oropharyngeal Cancer


What do we mean by 'Oropharyngeal Cancer'? It is a type of Throat Cancer that your doctor might call by the part it has grown in, like tonsil or tongue base cancer. If it's not the cancer type you're looking for, please explore the information about other types of Throat Cancers or other types of Head and Neck Cancers.

All the information in this section is available in a PDF.
Download it here.

1. What is Oropharyngeal Cancer?

Cancer that starts anywhere in the oropharynx is called Oropharyngeal Cancer. Your doctor may also call it by the part it has grown in, like tonsil or tongue base cancer. Most Oropharyngeal Cancers start in the cells that line the surface of the throat (called squamous cell carcinomas). 

Cancer occurs when cells become abnormal, grow uncontrollably and have the potential to spread to other parts of the body. These cells build up to form a mass (or lump). 

Watch a 3D video explainer about Oropharyngeal Cancer:

2. What is the oropharynx?

The oropharynx is the middle part of the throat, that is directly behind the mouth.
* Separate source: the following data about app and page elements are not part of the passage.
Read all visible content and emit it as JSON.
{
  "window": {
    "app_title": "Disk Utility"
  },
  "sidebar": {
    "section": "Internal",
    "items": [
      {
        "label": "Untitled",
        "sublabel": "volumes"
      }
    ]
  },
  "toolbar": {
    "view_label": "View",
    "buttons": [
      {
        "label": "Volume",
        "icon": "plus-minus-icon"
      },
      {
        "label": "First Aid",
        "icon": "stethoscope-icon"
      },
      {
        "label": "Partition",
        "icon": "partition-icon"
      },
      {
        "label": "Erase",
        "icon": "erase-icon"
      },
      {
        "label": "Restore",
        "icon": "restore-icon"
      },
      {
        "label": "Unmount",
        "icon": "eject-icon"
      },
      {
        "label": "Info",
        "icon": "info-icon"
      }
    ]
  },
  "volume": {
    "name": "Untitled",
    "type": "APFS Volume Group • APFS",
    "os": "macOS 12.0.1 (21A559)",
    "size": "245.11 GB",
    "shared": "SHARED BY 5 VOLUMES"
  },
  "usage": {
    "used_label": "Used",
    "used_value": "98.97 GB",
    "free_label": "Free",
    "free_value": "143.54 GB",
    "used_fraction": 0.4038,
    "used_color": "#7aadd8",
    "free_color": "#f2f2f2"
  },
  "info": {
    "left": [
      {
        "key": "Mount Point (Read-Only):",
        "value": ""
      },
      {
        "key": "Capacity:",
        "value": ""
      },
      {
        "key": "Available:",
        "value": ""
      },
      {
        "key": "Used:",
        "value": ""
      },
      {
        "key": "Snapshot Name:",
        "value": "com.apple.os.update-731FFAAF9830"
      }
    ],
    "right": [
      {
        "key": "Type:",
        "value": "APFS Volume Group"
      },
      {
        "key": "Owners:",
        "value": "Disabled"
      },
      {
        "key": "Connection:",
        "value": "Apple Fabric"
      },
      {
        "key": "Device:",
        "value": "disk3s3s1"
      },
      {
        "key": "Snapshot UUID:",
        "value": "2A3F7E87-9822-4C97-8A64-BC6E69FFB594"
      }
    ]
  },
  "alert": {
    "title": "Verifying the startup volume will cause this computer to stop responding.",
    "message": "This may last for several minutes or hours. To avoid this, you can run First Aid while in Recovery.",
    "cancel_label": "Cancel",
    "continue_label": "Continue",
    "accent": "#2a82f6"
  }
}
The oropharynx is made up of four parts (see diagram below):

  • sides of the throat, including the tonsils

  • base of the tongue (back third of the tongue), sitting above the voice box
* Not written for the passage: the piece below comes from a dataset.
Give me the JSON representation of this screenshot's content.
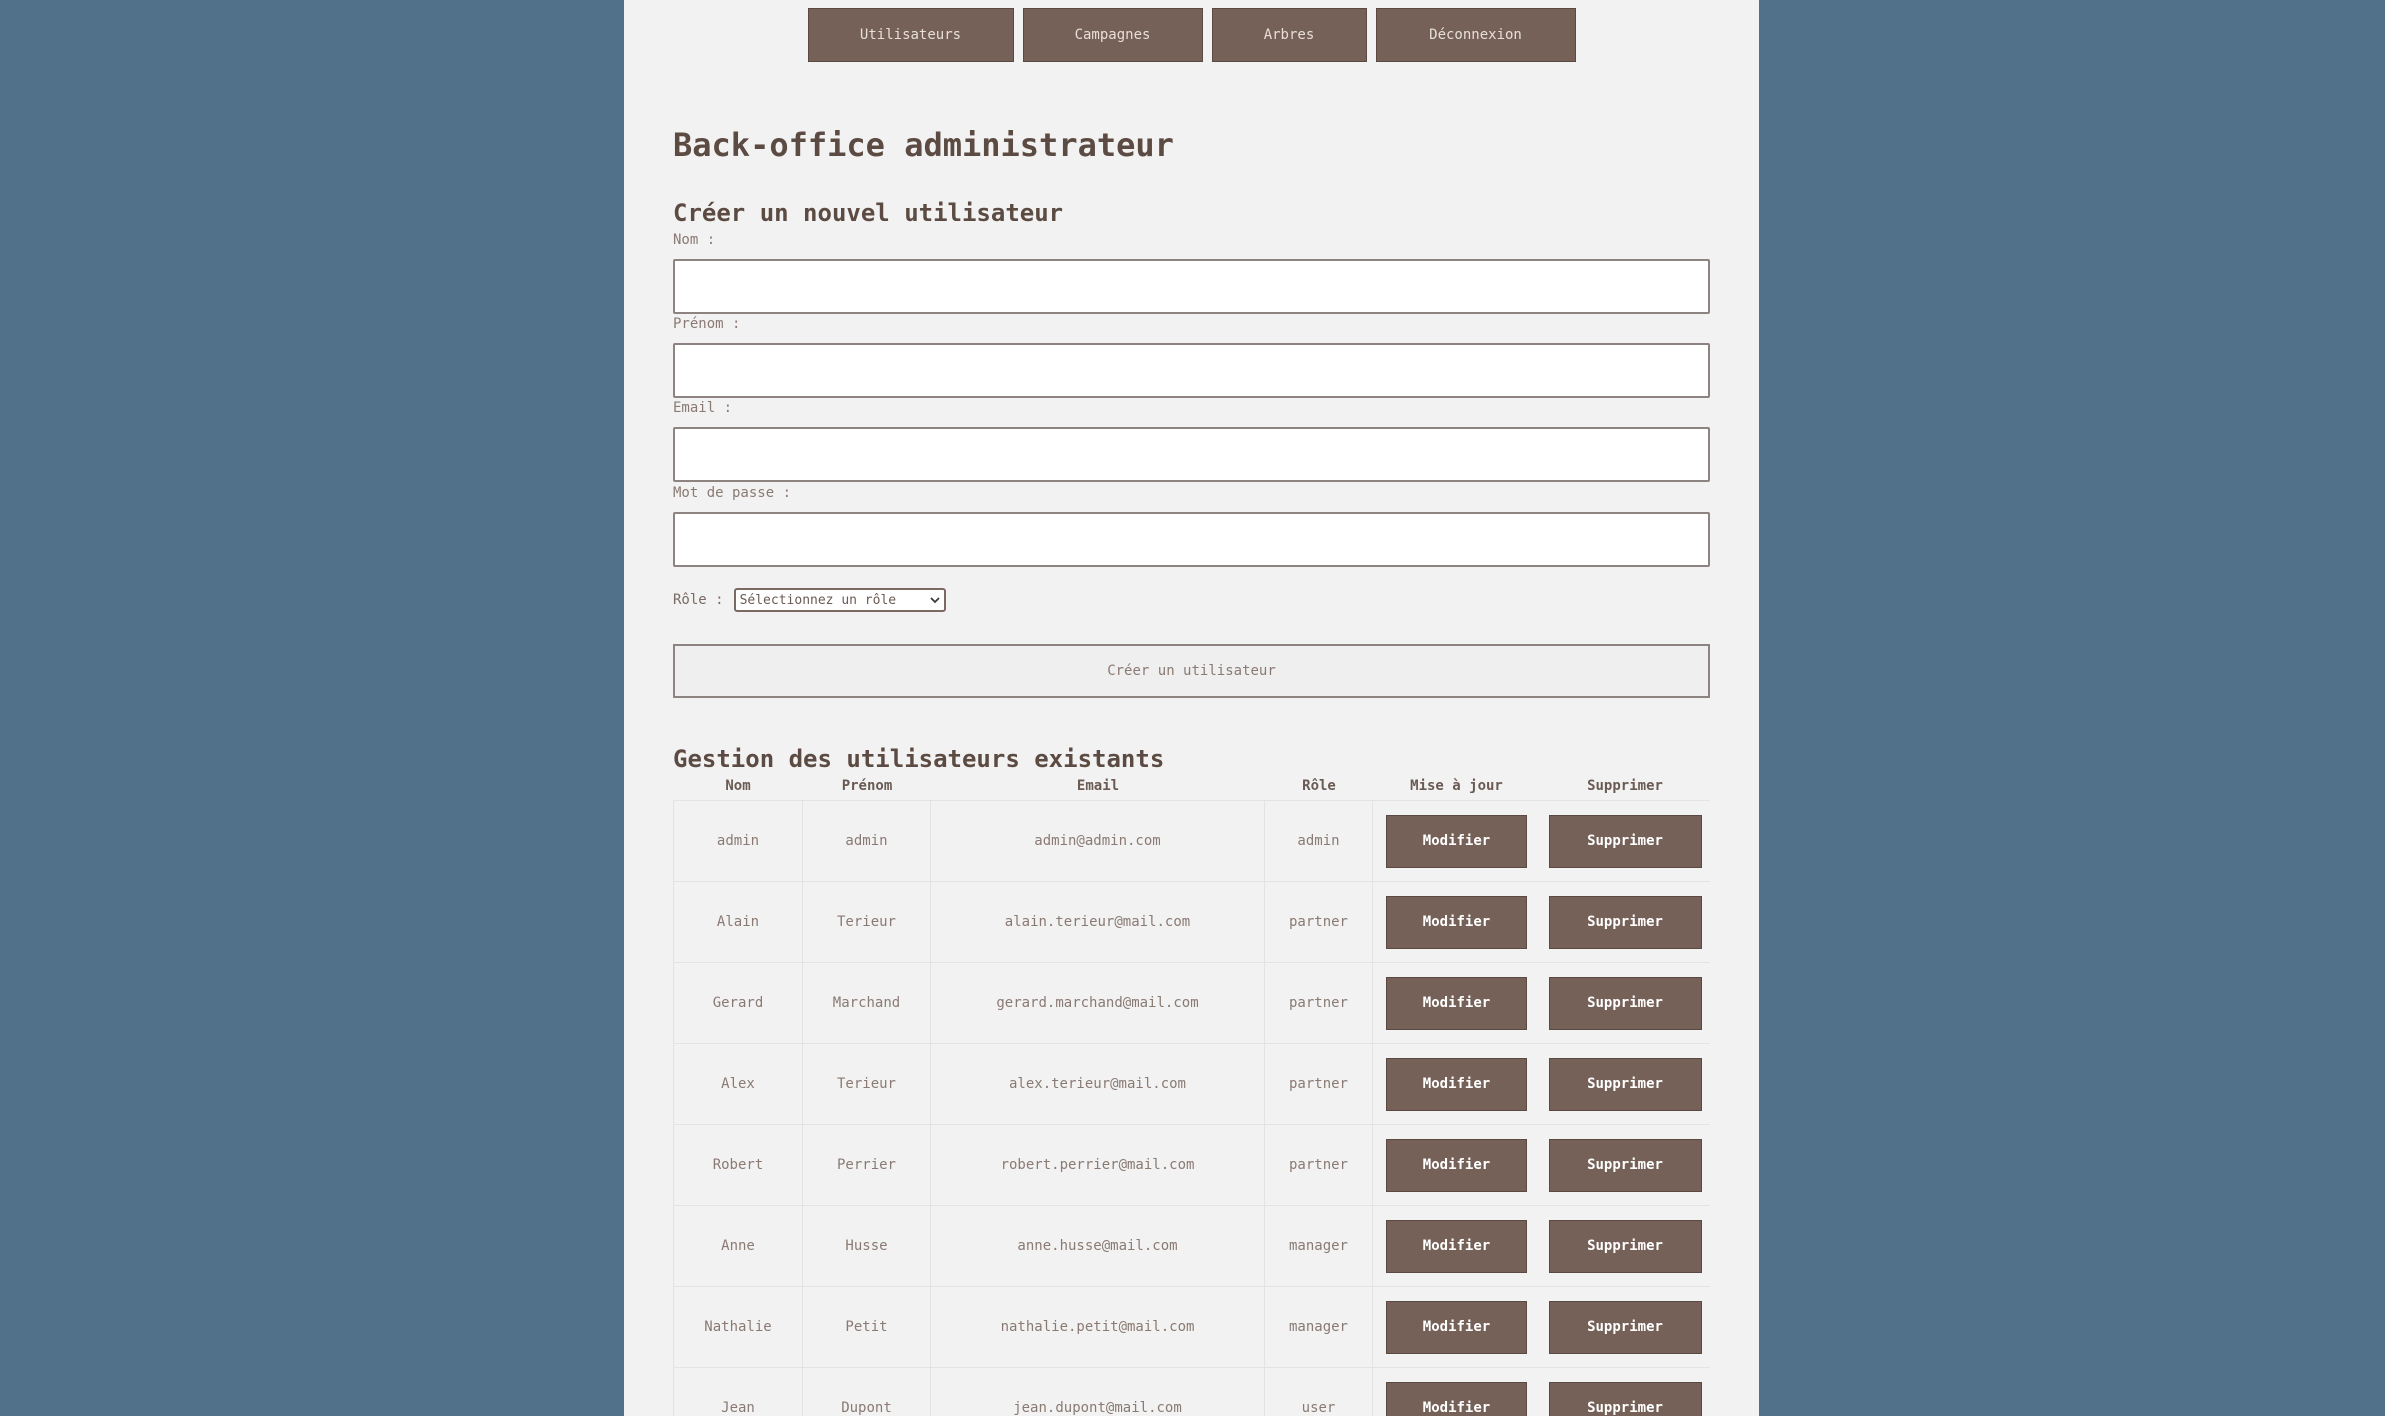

  • soft roof of the mouth (or the soft palate) and the fleshy part of skin hanging from the roof (or the uvula)

  • back wall of the throat (or the posterior pharyngeal wall)
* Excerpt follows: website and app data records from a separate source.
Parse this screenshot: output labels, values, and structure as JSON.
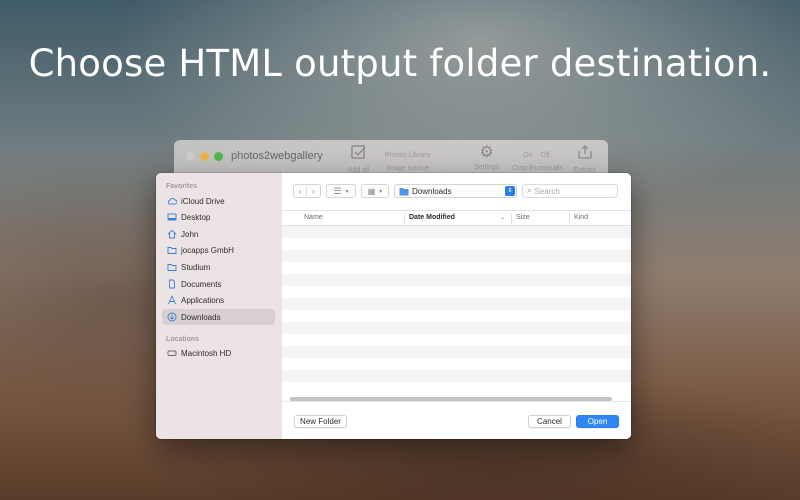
{
  "headline": "Choose HTML output folder destination.",
  "app": {
    "title": "photos2webgallery",
    "toolbar": {
      "add_all": "Add all",
      "image_source_value": "Photos Library",
      "image_source_label": "Image source",
      "settings": "Settings",
      "crop_on": "On",
      "crop_off": "Off",
      "crop_label": "Crop thumbnails",
      "extract": "Extract"
    }
  },
  "dialog": {
    "sidebar": {
      "favorites_title": "Favorites",
      "favorites": [
        {
          "label": "iCloud Drive",
          "icon": "cloud-icon"
        },
        {
          "label": "Desktop",
          "icon": "desktop-icon"
        },
        {
          "label": "John",
          "icon": "home-icon"
        },
        {
          "label": "jocapps GmbH",
          "icon": "folder-icon"
        },
        {
          "label": "Studium",
          "icon": "folder-icon"
        },
        {
          "label": "Documents",
          "icon": "document-icon"
        },
        {
          "label": "Applications",
          "icon": "applications-icon"
        },
        {
          "label": "Downloads",
          "icon": "download-icon",
          "selected": true
        }
      ],
      "locations_title": "Locations",
      "locations": [
        {
          "label": "Macintosh HD",
          "icon": "disk-icon"
        }
      ]
    },
    "toolbar": {
      "back": "‹",
      "forward": "›",
      "current_folder": "Downloads",
      "search_placeholder": "Search"
    },
    "columns": {
      "name": "Name",
      "date_modified": "Date Modified",
      "size": "Size",
      "kind": "Kind"
    },
    "buttons": {
      "new_folder": "New Folder",
      "cancel": "Cancel",
      "open": "Open"
    },
    "colors": {
      "accent": "#2f86f0",
      "sidebar_bg": "#ece3e4"
    }
  }
}
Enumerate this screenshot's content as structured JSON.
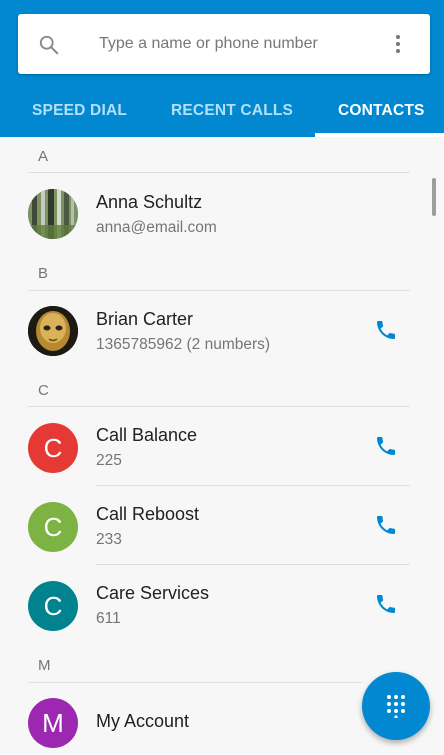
{
  "search": {
    "placeholder": "Type a name or phone number"
  },
  "tabs": [
    {
      "label": "SPEED DIAL"
    },
    {
      "label": "RECENT CALLS"
    },
    {
      "label": "CONTACTS"
    }
  ],
  "sections": [
    {
      "letter": "A"
    },
    {
      "letter": "B"
    },
    {
      "letter": "C"
    },
    {
      "letter": "M"
    }
  ],
  "contacts": [
    {
      "name": "Anna Schultz",
      "detail": "anna@email.com",
      "avatar": "photo-forest"
    },
    {
      "name": "Brian Carter",
      "detail": "1365785962 (2 numbers)",
      "avatar": "photo-mask"
    },
    {
      "name": "Call Balance",
      "detail": "225",
      "initial": "C",
      "color": "#e53935"
    },
    {
      "name": "Call Reboost",
      "detail": "233",
      "initial": "C",
      "color": "#7cb342"
    },
    {
      "name": "Care Services",
      "detail": "611",
      "initial": "C",
      "color": "#00838f"
    },
    {
      "name": "My Account",
      "detail": "",
      "initial": "M",
      "color": "#9c27b0"
    }
  ],
  "colors": {
    "accent": "#0288d1",
    "phone_icon": "#0288d1"
  },
  "icons": {
    "search": "search-icon",
    "more": "more-vert-icon",
    "call": "phone-icon",
    "dialpad": "dialpad-icon"
  }
}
3. What does the oropharynx do?

The oropharynx has two main jobs: 

  • it allows air to pass from the nose and mouth, through the voice box and windpipe, into the lungs

  • it pushes food and drinks from the mouth, down the food passage to the stomach. The base of the tongue base helps stop food and drinks from entering the voicebox and the lungs.

​Diagram of the oropharynx and the surrounding areas:

4. What causes Oropharyngeal Cancer?

Doctors often can’t explain why a person gets cancer. But we do know what makes some cancers more likely.

The main causes of Oropharyngeal Cancer are:

  • Human Papillomavirus (HPV) infection (especially HPV types 16 and 18) — We now know HPV causes many oropharyngeal cancers.
What is the human papillomavirus?
Learn more about HPV here and download a PDF about HPV here.
  • Smoking (cigarettes, cigars or pipes) or using smokeless tobacco (snuff and chewing tobacco) — If a person smokes or has smoked in the past, they have a higher risk of getting oropharyngal cancer than someone who does not smoke. Get information about quitting smoking.

  • Drinking alcohol —  If a person drinks a lot of alcohol over many years, they have a higher risk of getting oropharyngeal cancer, especially combined with smoking. Get information about reducing how much alcohol you drink

All the information in this section is available in a PDF.
Download it here.
  • What is Oropharyngeal Cancer?
  • What is the oropharynx?
  • What does the oropharynx do?
  • What causes Oropharyngeal Cancer?
  • Human Papilloma Virus
  • Signs and Symptoms of Oropharyngeal Cancer
  • Tests for Oropharyngeal Cancer
  • Treatment options for Oropharyngeal Cancer
  • Surgery 
  • Radiation Therapy
  • Chemotherapy
  1. Head and Neck Cancer Australia Resources 
  2. External Links to other Head and Neck Cancer Resources